“So this is a structure that’s been there all along, but no one’s actually seen it yet, because they haven’t had the right tools,” says Phan.

“It’s a remarkable reminder that there are still mysteries hidden within the body – even though we scientists have been looking at the body’s tissues through the microscope for over 300 years.”

The research has been published in Nature Communications.

Scientists discover a new human organ – the insterstitium

A newfound organ, the interstitium, resides beneath the top layer of skin, and in tissue layers lining the gut, lungs, blood vessels, and muscles.
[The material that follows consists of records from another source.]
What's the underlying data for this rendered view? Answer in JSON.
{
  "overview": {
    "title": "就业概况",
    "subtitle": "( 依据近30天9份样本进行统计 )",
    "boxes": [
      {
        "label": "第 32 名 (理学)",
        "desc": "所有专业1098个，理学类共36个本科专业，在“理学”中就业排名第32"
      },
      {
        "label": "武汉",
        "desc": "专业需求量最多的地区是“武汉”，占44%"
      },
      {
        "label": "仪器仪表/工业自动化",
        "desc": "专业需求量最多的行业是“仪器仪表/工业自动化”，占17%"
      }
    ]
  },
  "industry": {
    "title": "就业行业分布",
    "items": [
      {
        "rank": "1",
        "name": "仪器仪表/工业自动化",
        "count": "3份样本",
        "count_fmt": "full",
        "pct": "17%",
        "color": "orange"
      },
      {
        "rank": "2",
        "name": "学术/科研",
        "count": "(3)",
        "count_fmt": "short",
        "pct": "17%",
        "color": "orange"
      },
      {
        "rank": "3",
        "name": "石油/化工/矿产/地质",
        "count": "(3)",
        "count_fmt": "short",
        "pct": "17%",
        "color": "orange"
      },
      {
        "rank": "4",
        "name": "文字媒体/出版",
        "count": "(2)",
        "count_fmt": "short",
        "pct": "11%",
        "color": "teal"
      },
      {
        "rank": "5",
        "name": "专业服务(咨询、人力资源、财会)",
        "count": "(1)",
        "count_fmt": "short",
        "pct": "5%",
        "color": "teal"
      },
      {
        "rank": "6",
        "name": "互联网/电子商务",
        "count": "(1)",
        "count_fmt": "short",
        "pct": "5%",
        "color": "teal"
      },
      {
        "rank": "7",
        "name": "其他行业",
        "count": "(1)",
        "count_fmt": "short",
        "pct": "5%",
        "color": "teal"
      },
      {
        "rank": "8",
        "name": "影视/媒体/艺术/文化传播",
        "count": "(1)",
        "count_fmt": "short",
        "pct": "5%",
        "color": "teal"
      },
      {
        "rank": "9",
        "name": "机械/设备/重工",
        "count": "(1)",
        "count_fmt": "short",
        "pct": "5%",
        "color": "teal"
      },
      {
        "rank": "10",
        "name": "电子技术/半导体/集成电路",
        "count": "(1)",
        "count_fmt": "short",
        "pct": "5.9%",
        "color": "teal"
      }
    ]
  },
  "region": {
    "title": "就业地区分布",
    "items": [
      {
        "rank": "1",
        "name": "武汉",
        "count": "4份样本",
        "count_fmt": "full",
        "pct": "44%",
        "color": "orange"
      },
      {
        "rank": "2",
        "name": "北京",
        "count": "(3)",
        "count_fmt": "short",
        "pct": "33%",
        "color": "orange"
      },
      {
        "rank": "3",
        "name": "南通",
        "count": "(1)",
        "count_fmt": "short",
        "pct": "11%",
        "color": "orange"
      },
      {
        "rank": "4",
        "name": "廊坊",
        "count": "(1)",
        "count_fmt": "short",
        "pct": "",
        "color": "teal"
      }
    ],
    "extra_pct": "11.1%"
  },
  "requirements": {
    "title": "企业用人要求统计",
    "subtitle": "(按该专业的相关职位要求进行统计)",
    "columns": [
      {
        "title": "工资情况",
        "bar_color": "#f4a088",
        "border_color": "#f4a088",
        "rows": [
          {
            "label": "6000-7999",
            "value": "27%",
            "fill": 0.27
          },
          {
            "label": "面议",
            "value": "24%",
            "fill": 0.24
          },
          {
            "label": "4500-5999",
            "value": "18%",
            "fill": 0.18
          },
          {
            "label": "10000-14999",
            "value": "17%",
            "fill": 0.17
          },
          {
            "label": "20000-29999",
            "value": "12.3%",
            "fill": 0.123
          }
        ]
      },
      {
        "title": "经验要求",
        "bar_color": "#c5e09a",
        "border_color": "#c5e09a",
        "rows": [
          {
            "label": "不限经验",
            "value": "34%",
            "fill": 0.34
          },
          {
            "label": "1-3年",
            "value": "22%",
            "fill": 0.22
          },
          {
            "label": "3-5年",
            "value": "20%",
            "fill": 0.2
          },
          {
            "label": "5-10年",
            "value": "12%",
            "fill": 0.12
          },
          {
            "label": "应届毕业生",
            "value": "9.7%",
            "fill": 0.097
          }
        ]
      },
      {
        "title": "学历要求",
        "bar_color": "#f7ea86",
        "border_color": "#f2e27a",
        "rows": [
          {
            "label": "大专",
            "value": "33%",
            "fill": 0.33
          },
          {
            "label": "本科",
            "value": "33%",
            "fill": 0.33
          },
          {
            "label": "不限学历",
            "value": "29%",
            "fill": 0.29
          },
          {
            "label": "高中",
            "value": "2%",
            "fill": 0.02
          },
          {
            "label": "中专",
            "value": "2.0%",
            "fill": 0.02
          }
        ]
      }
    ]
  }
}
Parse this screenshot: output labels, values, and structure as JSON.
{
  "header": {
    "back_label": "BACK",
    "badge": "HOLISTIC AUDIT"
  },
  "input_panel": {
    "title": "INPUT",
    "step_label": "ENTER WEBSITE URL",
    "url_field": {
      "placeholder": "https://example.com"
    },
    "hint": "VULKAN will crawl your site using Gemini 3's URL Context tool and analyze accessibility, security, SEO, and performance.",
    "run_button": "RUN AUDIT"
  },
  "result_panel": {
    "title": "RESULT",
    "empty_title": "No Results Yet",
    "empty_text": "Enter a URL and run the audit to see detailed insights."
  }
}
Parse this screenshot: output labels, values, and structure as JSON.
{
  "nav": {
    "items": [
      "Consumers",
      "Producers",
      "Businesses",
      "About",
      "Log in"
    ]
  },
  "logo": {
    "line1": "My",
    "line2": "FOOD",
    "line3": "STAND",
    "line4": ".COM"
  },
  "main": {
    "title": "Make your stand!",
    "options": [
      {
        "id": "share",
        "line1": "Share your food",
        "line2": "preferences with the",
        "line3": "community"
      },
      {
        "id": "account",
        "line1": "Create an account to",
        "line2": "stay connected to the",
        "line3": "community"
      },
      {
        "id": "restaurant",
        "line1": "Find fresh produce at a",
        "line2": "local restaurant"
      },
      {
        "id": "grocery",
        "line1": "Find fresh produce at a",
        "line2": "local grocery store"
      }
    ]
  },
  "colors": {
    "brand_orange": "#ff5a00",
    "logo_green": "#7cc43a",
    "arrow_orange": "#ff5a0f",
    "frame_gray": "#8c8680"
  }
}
The organ is a body-wide network of interconnected, fluid-filled compartments supported by a meshwork of strong, flexible proteins.

Using a new way of visualising anatomy, scientists have just discovered a vast new structure in the human body that could be considered an organ in its own right.

The finding, published in the journal Scientific Reports, has important implications for our understanding of how all organs and tissues function, and could reveal previously unknown mechanisms driving diseases such as fibrosis and cancer.

But how could something so significant have gone unnoticed all this time?

It was well known that a layer of tissue lies just below the surface of the skin, and also lines the lungs, the digestive and urinary tracts, and much of the circulatory system. But it was thought this comprised little more than dense, connective tissue.

The new research reveals that it is actually a vast, interconnected system of fluid-filled compartments that extends all over the body.

That contents is extra-cellular, or “interstitial”, fluid. Accordingly, the structure has been dubbed “the interstitium”.

Until now, the interstitium had been hidden in plain sight because the traditional method of preparing microscope slides involves draining away fluid. This had caused the sacs to collapse, leaving only the supportive connective tissue visible.

But recently, researchers led by Neil Theise at New York University in the US began using probe-based confocal laser endomicroscopy, which aims laser light at living tissue and detects reflected fluorescent patterns, providing a different sort of microscopic image. While examining the bile duct of a cancer patient, they found a network of fluid-filled sacks that had never been seen before.

They soon found this network everywhere tissues are distended or compressed as part of normal function — which is quite a lot of the body — and propose that the interstitium may function as a shock absorber.

Its physical structure is certainly quite unusual: the fluid-filled spaces are supported by an extensive lattice of collagen bundles that are lined on only one side by what appear to be a type of stem cell.

These cells may help make collagen, and could aid in wound healing. Similarly, they could contribute to conditions associated with inflammation and ageing.

In addition to cushioning, the interstitium may have another important job. While it was known that interstitial fluid is the major source of lymph fluid, which carries immune cells throughout the body, just how it reaches the lymphatic system was unclear. The new research shows that the interstitium drains directly into the lymph nodes.

The study also shows that cancers, such as melanoma, are able to spread via the interstitium.

“This finding has potential to drive dramatic advances in medicine, including the possibility that the direct sampling of interstitial fluid may become a powerful diagnostic tool,” says Theise.